(Excerpts from an interface dataset)
== == ==

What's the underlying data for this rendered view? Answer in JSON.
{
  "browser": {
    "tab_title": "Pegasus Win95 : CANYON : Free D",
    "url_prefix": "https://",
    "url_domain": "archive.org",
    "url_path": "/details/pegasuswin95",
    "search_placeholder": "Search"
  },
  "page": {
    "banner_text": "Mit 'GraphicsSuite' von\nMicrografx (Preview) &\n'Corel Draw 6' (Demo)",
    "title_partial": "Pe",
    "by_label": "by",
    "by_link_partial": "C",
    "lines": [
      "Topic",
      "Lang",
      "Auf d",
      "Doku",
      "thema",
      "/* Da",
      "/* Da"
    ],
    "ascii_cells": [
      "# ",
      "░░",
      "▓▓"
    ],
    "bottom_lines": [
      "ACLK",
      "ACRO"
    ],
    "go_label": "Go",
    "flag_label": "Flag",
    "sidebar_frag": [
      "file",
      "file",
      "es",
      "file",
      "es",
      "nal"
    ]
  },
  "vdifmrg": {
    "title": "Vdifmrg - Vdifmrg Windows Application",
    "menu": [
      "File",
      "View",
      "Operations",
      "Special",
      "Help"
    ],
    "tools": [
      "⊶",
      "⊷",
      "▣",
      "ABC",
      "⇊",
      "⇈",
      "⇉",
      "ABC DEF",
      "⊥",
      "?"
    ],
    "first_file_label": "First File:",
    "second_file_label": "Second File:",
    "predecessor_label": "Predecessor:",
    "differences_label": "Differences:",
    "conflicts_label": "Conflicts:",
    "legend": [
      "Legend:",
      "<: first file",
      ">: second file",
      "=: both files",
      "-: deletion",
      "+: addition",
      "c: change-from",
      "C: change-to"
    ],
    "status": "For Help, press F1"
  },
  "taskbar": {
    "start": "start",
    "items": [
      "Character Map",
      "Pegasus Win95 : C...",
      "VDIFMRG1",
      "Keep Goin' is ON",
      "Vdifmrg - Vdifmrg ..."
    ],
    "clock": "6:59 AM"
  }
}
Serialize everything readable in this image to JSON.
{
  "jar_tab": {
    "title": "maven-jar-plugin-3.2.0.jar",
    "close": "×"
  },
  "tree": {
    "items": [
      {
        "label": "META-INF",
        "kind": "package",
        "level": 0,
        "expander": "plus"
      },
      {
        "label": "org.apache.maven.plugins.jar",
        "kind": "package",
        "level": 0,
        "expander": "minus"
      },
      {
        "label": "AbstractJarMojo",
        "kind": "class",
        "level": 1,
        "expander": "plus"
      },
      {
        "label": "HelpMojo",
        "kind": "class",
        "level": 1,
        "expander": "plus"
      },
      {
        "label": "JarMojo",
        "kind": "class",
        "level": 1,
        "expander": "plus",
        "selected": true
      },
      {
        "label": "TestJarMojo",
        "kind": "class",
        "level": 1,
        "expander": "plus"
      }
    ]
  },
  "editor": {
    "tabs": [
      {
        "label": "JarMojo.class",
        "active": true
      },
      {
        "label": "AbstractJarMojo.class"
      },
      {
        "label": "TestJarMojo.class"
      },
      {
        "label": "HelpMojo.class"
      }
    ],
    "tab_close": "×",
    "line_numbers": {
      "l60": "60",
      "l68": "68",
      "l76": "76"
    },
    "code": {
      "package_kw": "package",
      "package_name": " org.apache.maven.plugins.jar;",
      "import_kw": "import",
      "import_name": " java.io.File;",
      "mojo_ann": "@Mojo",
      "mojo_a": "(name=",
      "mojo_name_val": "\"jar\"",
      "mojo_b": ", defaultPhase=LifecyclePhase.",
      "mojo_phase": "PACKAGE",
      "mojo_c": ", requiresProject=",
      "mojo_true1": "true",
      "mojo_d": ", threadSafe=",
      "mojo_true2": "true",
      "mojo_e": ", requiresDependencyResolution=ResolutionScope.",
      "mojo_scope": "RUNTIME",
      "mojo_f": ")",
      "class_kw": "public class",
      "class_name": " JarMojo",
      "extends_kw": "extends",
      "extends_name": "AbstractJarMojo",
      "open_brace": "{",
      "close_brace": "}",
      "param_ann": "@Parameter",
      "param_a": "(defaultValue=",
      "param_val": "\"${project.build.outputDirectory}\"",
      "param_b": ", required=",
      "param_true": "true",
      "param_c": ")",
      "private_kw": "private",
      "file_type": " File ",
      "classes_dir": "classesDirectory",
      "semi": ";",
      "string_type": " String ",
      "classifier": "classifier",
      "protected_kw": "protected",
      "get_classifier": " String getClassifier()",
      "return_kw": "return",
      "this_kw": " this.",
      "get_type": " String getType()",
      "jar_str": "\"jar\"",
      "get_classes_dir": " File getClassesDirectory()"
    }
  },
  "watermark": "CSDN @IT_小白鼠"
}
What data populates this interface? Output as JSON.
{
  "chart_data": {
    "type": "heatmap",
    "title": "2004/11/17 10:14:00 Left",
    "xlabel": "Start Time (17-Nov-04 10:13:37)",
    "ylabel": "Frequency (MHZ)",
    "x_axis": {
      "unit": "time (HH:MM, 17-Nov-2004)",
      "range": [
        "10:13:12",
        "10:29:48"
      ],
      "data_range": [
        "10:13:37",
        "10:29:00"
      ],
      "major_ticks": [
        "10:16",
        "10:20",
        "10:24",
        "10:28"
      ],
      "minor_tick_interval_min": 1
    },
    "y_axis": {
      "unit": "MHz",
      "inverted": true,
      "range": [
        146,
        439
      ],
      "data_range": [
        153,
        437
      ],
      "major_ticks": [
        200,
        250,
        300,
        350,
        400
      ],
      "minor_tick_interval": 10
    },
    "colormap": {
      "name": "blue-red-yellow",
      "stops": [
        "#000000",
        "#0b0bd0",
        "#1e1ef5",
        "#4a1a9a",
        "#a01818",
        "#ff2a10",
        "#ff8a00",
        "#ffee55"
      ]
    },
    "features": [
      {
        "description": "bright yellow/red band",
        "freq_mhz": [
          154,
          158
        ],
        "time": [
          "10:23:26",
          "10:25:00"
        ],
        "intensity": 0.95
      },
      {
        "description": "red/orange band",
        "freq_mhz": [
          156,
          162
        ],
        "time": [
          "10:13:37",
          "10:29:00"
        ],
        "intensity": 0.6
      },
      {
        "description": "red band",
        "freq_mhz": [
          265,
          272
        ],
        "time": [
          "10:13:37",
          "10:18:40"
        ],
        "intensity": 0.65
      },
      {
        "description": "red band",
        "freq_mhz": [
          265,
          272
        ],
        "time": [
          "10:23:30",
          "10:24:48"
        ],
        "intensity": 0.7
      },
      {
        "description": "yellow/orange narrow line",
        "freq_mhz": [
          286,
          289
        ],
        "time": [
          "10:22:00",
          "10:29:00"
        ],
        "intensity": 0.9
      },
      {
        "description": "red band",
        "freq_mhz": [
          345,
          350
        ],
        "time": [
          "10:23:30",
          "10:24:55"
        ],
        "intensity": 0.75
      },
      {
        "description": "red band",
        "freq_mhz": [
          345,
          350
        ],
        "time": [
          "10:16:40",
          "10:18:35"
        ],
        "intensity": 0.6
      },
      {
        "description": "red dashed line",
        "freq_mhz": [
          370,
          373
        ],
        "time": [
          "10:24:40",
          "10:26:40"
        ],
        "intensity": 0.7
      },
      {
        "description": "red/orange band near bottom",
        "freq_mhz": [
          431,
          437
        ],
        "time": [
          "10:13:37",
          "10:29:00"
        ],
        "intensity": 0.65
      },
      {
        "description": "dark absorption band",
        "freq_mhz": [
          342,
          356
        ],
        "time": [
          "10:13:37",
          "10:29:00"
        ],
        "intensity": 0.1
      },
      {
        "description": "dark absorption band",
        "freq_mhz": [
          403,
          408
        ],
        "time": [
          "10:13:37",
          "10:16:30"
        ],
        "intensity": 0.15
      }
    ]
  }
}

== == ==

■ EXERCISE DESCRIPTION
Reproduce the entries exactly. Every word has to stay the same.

■ YOUR RESPONSE
What's the underlying data for this rendered view? Answer in JSON.
{
  "browser": {
    "tab_title": "Pegasus Win95 : CANYON : Free D",
    "url_prefix": "https://",
    "url_domain": "archive.org",
    "url_path": "/details/pegasuswin95",
    "search_placeholder": "Search"
  },
  "page": {
    "banner_text": "Mit 'GraphicsSuite' von\nMicrografx (Preview) &\n'Corel Draw 6' (Demo)",
    "title_partial": "Pe",
    "by_label": "by",
    "by_link_partial": "C",
    "lines": [
      "Topic",
      "Lang",
      "Auf d",
      "Doku",
      "thema",
      "/* Da",
      "/* Da"
    ],
    "ascii_cells": [
      "# ",
      "░░",
      "▓▓"
    ],
    "bottom_lines": [
      "ACLK",
      "ACRO"
    ],
    "go_label": "Go",
    "flag_label": "Flag",
    "sidebar_frag": [
      "file",
      "file",
      "es",
      "file",
      "es",
      "nal"
    ]
  },
  "vdifmrg": {
    "title": "Vdifmrg - Vdifmrg Windows Application",
    "menu": [
      "File",
      "View",
      "Operations",
      "Special",
      "Help"
    ],
    "tools": [
      "⊶",
      "⊷",
      "▣",
      "ABC",
      "⇊",
      "⇈",
      "⇉",
      "ABC DEF",
      "⊥",
      "?"
    ],
    "first_file_label": "First File:",
    "second_file_label": "Second File:",
    "predecessor_label": "Predecessor:",
    "differences_label": "Differences:",
    "conflicts_label": "Conflicts:",
    "legend": [
      "Legend:",
      "<: first file",
      ">: second file",
      "=: both files",
      "-: deletion",
      "+: addition",
      "c: change-from",
      "C: change-to"
    ],
    "status": "For Help, press F1"
  },
  "taskbar": {
    "start": "start",
    "items": [
      "Character Map",
      "Pegasus Win95 : C...",
      "VDIFMRG1",
      "Keep Goin' is ON",
      "Vdifmrg - Vdifmrg ..."
    ],
    "clock": "6:59 AM"
  }
}
Serialize everything readable in this image to JSON.
{
  "jar_tab": {
    "title": "maven-jar-plugin-3.2.0.jar",
    "close": "×"
  },
  "tree": {
    "items": [
      {
        "label": "META-INF",
        "kind": "package",
        "level": 0,
        "expander": "plus"
      },
      {
        "label": "org.apache.maven.plugins.jar",
        "kind": "package",
        "level": 0,
        "expander": "minus"
      },
      {
        "label": "AbstractJarMojo",
        "kind": "class",
        "level": 1,
        "expander": "plus"
      },
      {
        "label": "HelpMojo",
        "kind": "class",
        "level": 1,
        "expander": "plus"
      },
      {
        "label": "JarMojo",
        "kind": "class",
        "level": 1,
        "expander": "plus",
        "selected": true
      },
      {
        "label": "TestJarMojo",
        "kind": "class",
        "level": 1,
        "expander": "plus"
      }
    ]
  },
  "editor": {
    "tabs": [
      {
        "label": "JarMojo.class",
        "active": true
      },
      {
        "label": "AbstractJarMojo.class"
      },
      {
        "label": "TestJarMojo.class"
      },
      {
        "label": "HelpMojo.class"
      }
    ],
    "tab_close": "×",
    "line_numbers": {
      "l60": "60",
      "l68": "68",
      "l76": "76"
    },
    "code": {
      "package_kw": "package",
      "package_name": " org.apache.maven.plugins.jar;",
      "import_kw": "import",
      "import_name": " java.io.File;",
      "mojo_ann": "@Mojo",
      "mojo_a": "(name=",
      "mojo_name_val": "\"jar\"",
      "mojo_b": ", defaultPhase=LifecyclePhase.",
      "mojo_phase": "PACKAGE",
      "mojo_c": ", requiresProject=",
      "mojo_true1": "true",
      "mojo_d": ", threadSafe=",
      "mojo_true2": "true",
      "mojo_e": ", requiresDependencyResolution=ResolutionScope.",
      "mojo_scope": "RUNTIME",
      "mojo_f": ")",
      "class_kw": "public class",
      "class_name": " JarMojo",
      "extends_kw": "extends",
      "extends_name": "AbstractJarMojo",
      "open_brace": "{",
      "close_brace": "}",
      "param_ann": "@Parameter",
      "param_a": "(defaultValue=",
      "param_val": "\"${project.build.outputDirectory}\"",
      "param_b": ", required=",
      "param_true": "true",
      "param_c": ")",
      "private_kw": "private",
      "file_type": " File ",
      "classes_dir": "classesDirectory",
      "semi": ";",
      "string_type": " String ",
      "classifier": "classifier",
      "protected_kw": "protected",
      "get_classifier": " String getClassifier()",
      "return_kw": "return",
      "this_kw": " this.",
      "get_type": " String getType()",
      "jar_str": "\"jar\"",
      "get_classes_dir": " File getClassesDirectory()"
    }
  },
  "watermark": "CSDN @IT_小白鼠"
}
What data populates this interface? Output as JSON.
{
  "chart_data": {
    "type": "heatmap",
    "title": "2004/11/17 10:14:00 Left",
    "xlabel": "Start Time (17-Nov-04 10:13:37)",
    "ylabel": "Frequency (MHZ)",
    "x_axis": {
      "unit": "time (HH:MM, 17-Nov-2004)",
      "range": [
        "10:13:12",
        "10:29:48"
      ],
      "data_range": [
        "10:13:37",
        "10:29:00"
      ],
      "major_ticks": [
        "10:16",
        "10:20",
        "10:24",
        "10:28"
      ],
      "minor_tick_interval_min": 1
    },
    "y_axis": {
      "unit": "MHz",
      "inverted": true,
      "range": [
        146,
        439
      ],
      "data_range": [
        153,
        437
      ],
      "major_ticks": [
        200,
        250,
        300,
        350,
        400
      ],
      "minor_tick_interval": 10
    },
    "colormap": {
      "name": "blue-red-yellow",
      "stops": [
        "#000000",
        "#0b0bd0",
        "#1e1ef5",
        "#4a1a9a",
        "#a01818",
        "#ff2a10",
        "#ff8a00",
        "#ffee55"
      ]
    },
    "features": [
      {
        "description": "bright yellow/red band",
        "freq_mhz": [
          154,
          158
        ],
        "time": [
          "10:23:26",
          "10:25:00"
        ],
        "intensity": 0.95
      },
      {
        "description": "red/orange band",
        "freq_mhz": [
          156,
          162
        ],
        "time": [
          "10:13:37",
          "10:29:00"
        ],
        "intensity": 0.6
      },
      {
        "description": "red band",
        "freq_mhz": [
          265,
          272
        ],
        "time": [
          "10:13:37",
          "10:18:40"
        ],
        "intensity": 0.65
      },
      {
        "description": "red band",
        "freq_mhz": [
          265,
          272
        ],
        "time": [
          "10:23:30",
          "10:24:48"
        ],
        "intensity": 0.7
      },
      {
        "description": "yellow/orange narrow line",
        "freq_mhz": [
          286,
          289
        ],
        "time": [
          "10:22:00",
          "10:29:00"
        ],
        "intensity": 0.9
      },
      {
        "description": "red band",
        "freq_mhz": [
          345,
          350
        ],
        "time": [
          "10:23:30",
          "10:24:55"
        ],
        "intensity": 0.75
      },
      {
        "description": "red band",
        "freq_mhz": [
          345,
          350
        ],
        "time": [
          "10:16:40",
          "10:18:35"
        ],
        "intensity": 0.6
      },
      {
        "description": "red dashed line",
        "freq_mhz": [
          370,
          373
        ],
        "time": [
          "10:24:40",
          "10:26:40"
        ],
        "intensity": 0.7
      },
      {
        "description": "red/orange band near bottom",
        "freq_mhz": [
          431,
          437
        ],
        "time": [
          "10:13:37",
          "10:29:00"
        ],
        "intensity": 0.65
      },
      {
        "description": "dark absorption band",
        "freq_mhz": [
          342,
          356
        ],
        "time": [
          "10:13:37",
          "10:29:00"
        ],
        "intensity": 0.1
      },
      {
        "description": "dark absorption band",
        "freq_mhz": [
          403,
          408
        ],
        "time": [
          "10:13:37",
          "10:16:30"
        ],
        "intensity": 0.15
      }
    ]
  }
}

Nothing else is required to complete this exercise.